The effects of the seminal Court of Justice of the EU (CJEU) decision in Data Protection Commissioner v Facebook Ireland Limited, Maximillian Schrems (Case C-311/18, “Schrems II”) will be felt for some time. In this case the CJEU affirmed the validity of the standard contractual clauses (SCCs) for data transfers under Commission Decision 2010/87/EU (later amended by Commission Decision 2016/2297), but invalidated Commission Decision 2016/1250 which formed the legal basis for the EU-US Privacy Shield.
The decision builds on the Court’s 2015 ruling in Maximillian Schrems v. Data Protection Commissioner (Case C-362/14, “Schrems I”), in which the Commission adequacy decision underlying the EU-US Safe Harbour arrangement, the predecessor to the Privacy Shield, was invalidated.
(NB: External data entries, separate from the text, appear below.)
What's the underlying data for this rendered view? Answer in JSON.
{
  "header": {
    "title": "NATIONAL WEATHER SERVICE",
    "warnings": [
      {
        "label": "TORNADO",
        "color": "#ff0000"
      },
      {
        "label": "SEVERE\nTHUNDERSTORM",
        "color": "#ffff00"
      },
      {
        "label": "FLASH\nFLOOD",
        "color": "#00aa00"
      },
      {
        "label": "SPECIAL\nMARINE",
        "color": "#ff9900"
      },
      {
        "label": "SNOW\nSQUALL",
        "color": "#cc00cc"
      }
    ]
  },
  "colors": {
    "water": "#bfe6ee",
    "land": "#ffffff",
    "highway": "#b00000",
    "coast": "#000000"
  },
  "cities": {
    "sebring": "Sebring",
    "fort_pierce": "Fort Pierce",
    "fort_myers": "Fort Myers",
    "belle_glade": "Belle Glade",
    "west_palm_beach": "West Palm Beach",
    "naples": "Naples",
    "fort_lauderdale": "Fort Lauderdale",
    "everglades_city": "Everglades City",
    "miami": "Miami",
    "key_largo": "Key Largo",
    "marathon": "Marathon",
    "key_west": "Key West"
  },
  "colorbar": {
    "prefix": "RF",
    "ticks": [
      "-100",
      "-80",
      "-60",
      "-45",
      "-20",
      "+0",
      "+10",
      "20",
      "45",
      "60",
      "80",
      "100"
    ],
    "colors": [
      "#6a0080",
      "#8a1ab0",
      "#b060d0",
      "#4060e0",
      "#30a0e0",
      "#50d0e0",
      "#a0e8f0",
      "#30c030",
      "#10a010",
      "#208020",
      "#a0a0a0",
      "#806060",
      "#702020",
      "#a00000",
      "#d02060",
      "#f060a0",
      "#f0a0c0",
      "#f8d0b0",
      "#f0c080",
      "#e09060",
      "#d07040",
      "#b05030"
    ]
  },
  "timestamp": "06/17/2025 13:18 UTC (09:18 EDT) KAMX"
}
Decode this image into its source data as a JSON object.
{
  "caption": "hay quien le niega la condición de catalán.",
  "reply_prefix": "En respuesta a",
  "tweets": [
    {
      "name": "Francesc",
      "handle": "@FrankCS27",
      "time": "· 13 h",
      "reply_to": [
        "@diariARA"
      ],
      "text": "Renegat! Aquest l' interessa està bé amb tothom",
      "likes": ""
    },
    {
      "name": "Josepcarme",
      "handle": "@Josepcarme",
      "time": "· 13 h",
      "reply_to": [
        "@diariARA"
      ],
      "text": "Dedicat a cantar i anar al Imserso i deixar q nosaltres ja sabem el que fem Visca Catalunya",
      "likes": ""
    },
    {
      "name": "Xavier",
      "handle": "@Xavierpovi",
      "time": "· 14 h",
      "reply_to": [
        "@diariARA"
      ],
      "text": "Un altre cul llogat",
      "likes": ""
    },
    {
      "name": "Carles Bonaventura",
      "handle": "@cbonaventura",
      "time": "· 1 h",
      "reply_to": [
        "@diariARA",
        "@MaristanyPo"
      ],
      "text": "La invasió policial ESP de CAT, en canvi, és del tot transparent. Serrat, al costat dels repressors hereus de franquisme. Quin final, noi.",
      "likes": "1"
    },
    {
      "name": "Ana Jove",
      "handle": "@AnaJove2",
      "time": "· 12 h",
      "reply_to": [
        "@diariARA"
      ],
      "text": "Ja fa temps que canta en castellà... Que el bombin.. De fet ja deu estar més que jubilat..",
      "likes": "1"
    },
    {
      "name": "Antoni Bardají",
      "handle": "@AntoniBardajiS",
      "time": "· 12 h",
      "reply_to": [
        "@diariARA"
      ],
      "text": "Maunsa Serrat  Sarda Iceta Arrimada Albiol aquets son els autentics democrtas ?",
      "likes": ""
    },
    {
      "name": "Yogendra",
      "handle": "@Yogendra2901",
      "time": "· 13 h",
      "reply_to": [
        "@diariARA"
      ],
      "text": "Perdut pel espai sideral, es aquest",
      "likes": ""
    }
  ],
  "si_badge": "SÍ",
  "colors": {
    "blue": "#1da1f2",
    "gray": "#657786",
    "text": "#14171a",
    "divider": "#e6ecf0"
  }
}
The case will have a major impact on the validity of international data transfers going forward with the implications of the Court’s ruling extending far beyond its impact on the use of SCCs and the Privacy Shield in particular. More specifically, the judgement clarifies that those exporting personal data are expected to examine the circumstances surrounding each transfer and to assess whether the protections provided in the third country are essentially equivalent to those provided for in the EU in the absence of an adequacy agreement.
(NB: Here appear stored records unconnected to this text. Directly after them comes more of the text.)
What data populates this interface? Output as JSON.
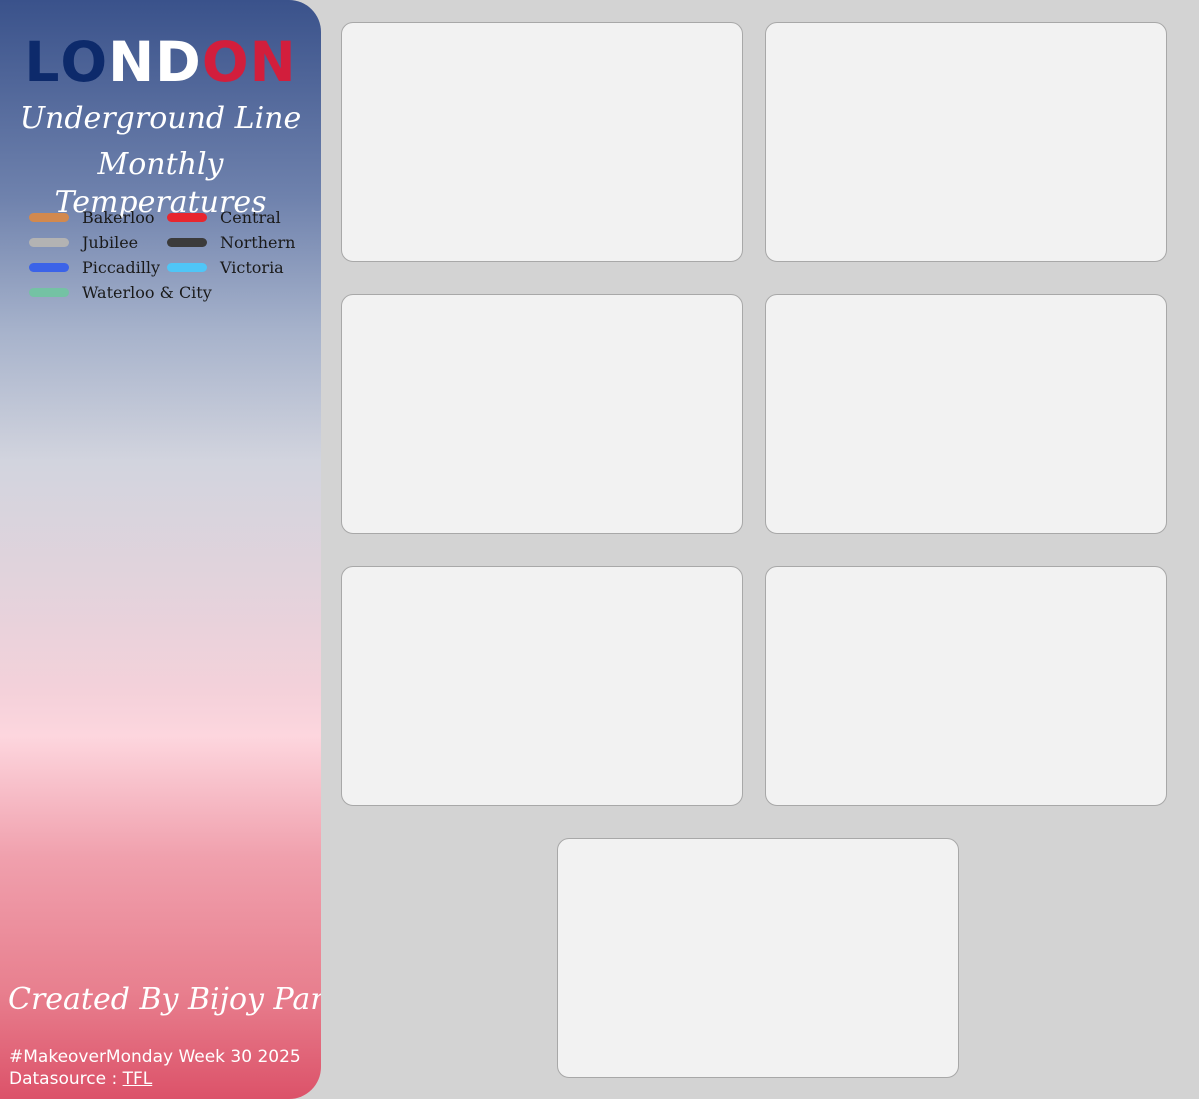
{
  "sidebar": {
    "logo": {
      "part1": "L",
      "part2": "O",
      "part3": "ND",
      "part4": "ON"
    },
    "subtitle_line1": "Underground Line",
    "subtitle_line2": "Monthly Temperatures",
    "legend": [
      {
        "label": "Bakerloo",
        "color": "#d2894e"
      },
      {
        "label": "Central",
        "color": "#e8262e"
      },
      {
        "label": "Jubilee",
        "color": "#b3b3b3"
      },
      {
        "label": "Northern",
        "color": "#3b3b3b"
      },
      {
        "label": "Piccadilly",
        "color": "#3b63e8"
      },
      {
        "label": "Victoria",
        "color": "#4fc6f7"
      },
      {
        "label": "Waterloo & City",
        "color": "#74c2a4"
      }
    ],
    "credit": "Created By  Bijoy Pantu",
    "footer_line1": "#MakeoverMonday Week 30 2025",
    "footer_prefix": "Datasource : ",
    "footer_link": "TFL"
  },
  "colors": {
    "logo_blue": "#0d2a6b",
    "logo_red": "#d21e3c",
    "panel_background": "#f2f2f2",
    "page_background": "#d3d3d3"
  }
}
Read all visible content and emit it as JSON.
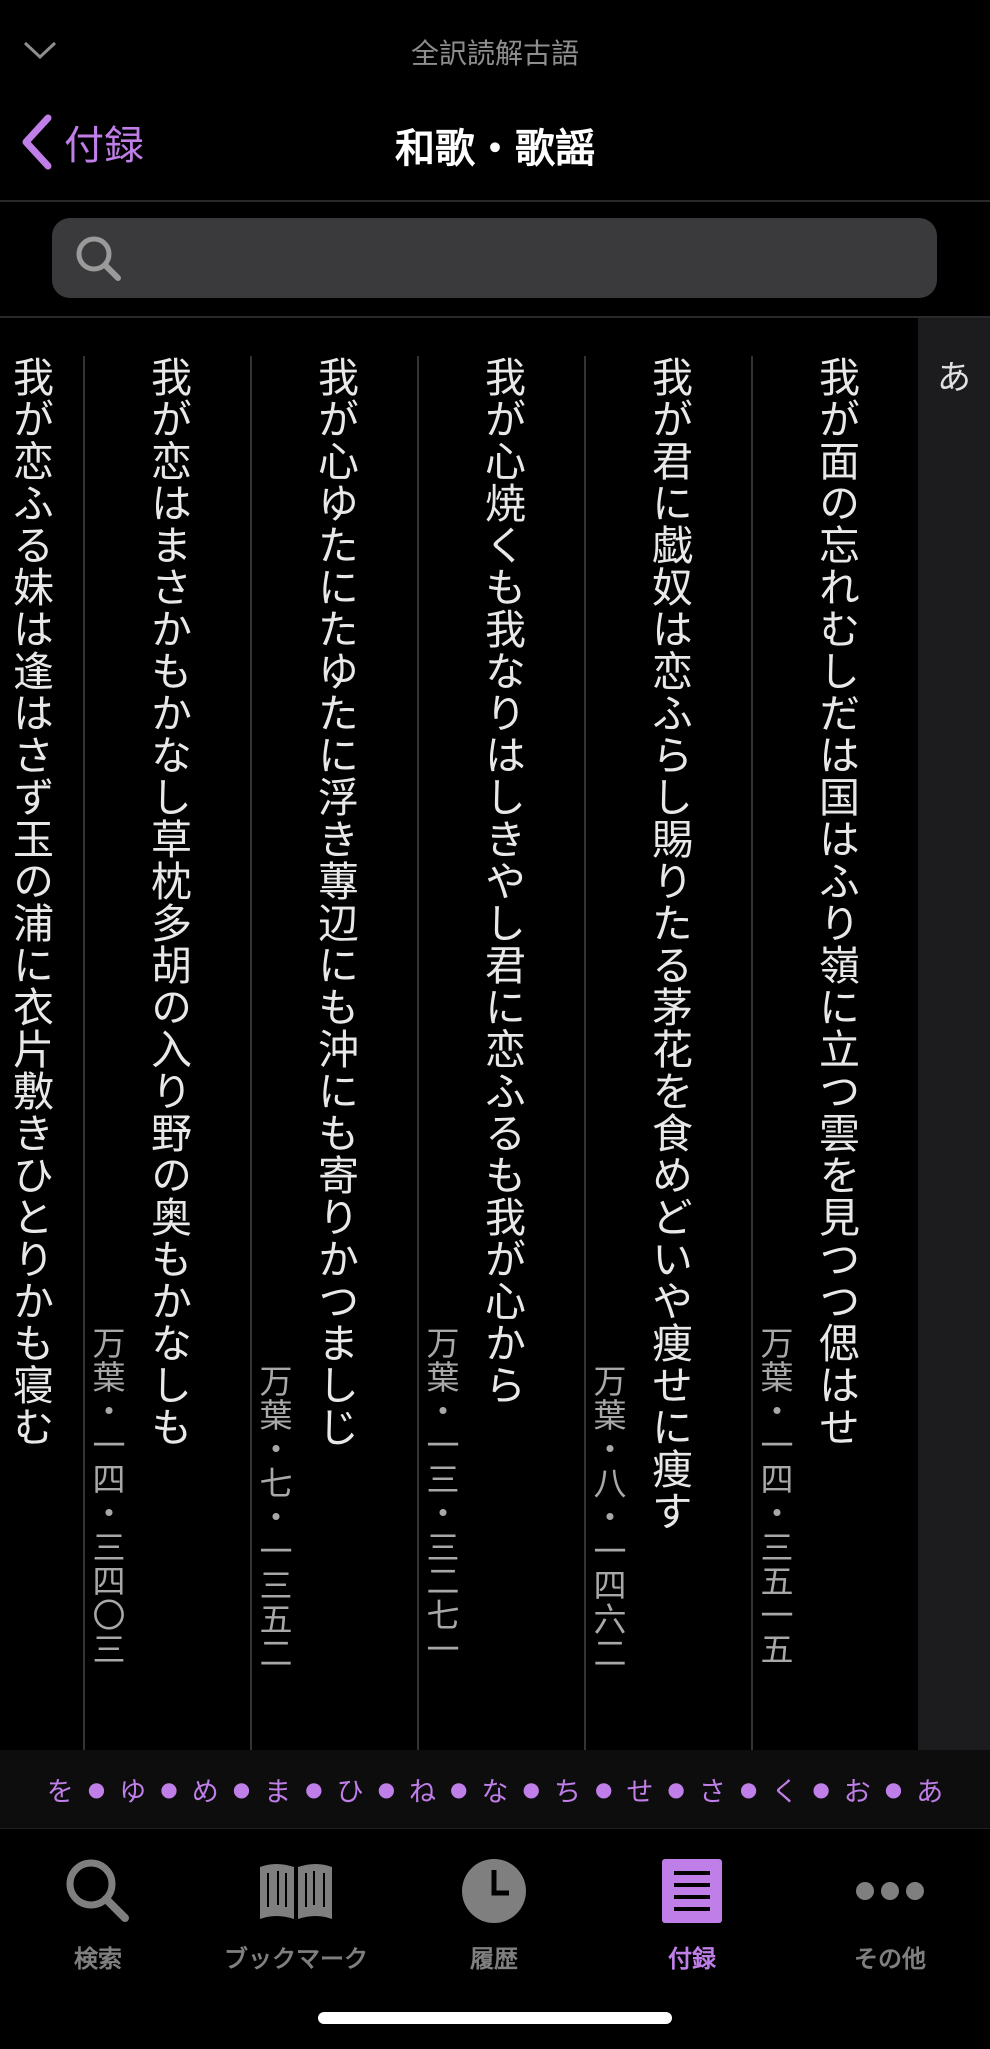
{
  "app": {
    "name": "全訳読解古語"
  },
  "nav": {
    "back_label": "付録",
    "title": "和歌・歌謡"
  },
  "search": {
    "placeholder": "",
    "value": ""
  },
  "poems": [
    {
      "text": "我が面の忘れむしだは国はふり嶺に立つ雲を見つつ偲はせ",
      "source": "万葉・一四・三五一五"
    },
    {
      "text": "我が君に戯奴は恋ふらし賜りたる茅花を食めどいや痩せに痩す",
      "source": "万葉・八・一四六二"
    },
    {
      "text": "我が心焼くも我なりはしきやし君に恋ふるも我が心から",
      "source": "万葉・一三・三二七一"
    },
    {
      "text": "我が心ゆたにたゆたに浮き蓴辺にも沖にも寄りかつましじ",
      "source": "万葉・七・一三五二"
    },
    {
      "text": "我が恋はまさかもかなし草枕多胡の入り野の奥もかなしも",
      "source": "万葉・一四・三四〇三"
    },
    {
      "text": "我が恋ふる妹は逢はさず玉の浦に衣片敷きひとりかも寝む",
      "source": ""
    }
  ],
  "index": {
    "current": "あ"
  },
  "kana_index": [
    "を",
    "ゆ",
    "め",
    "ま",
    "ひ",
    "ね",
    "な",
    "ち",
    "せ",
    "さ",
    "く",
    "お",
    "あ"
  ],
  "kana_separator": "●",
  "tabs": [
    {
      "label": "検索",
      "icon": "search-icon"
    },
    {
      "label": "ブックマーク",
      "icon": "book-icon"
    },
    {
      "label": "履歴",
      "icon": "clock-icon"
    },
    {
      "label": "付録",
      "icon": "list-icon",
      "active": true
    },
    {
      "label": "その他",
      "icon": "more-icon"
    }
  ],
  "colors": {
    "accent": "#bf7ee8",
    "background": "#000000",
    "inactive": "#7f7f7f"
  }
}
As there is no such adequacy agreement between the EU and Australia the ruling is of significant importance. Indeed, in its Digital Platforms Inquiry – Final Report, the Australian Competition and Consumer Commission (ACCC) recommended wide scale reform of the Privacy Act and the Australian Consumer Law in response to the significant challenges to consumer privacy brought about by our use and reliance on technology in order to bring the protections in line with international standards. However, it remains unclear whether even a wholesale adoption of ACCC’s recommendations would bring the protections in line with the GDPR. These equivalence concerns are multiplied when one considers that in the Schrems II case the CJEU was particularly concerned with law enforcement access to data and hence, individual redress against national security and intelligence services. Given Australia’s membership of the Five Eyes intelligence alliance and the extensive powers afforded to law enforcement agencies, the legitimacy of exporting personal data from the EU to Australia is in doubt. The purpose of this event therefore is to explore the implications of the Schrems II ruling for Australia.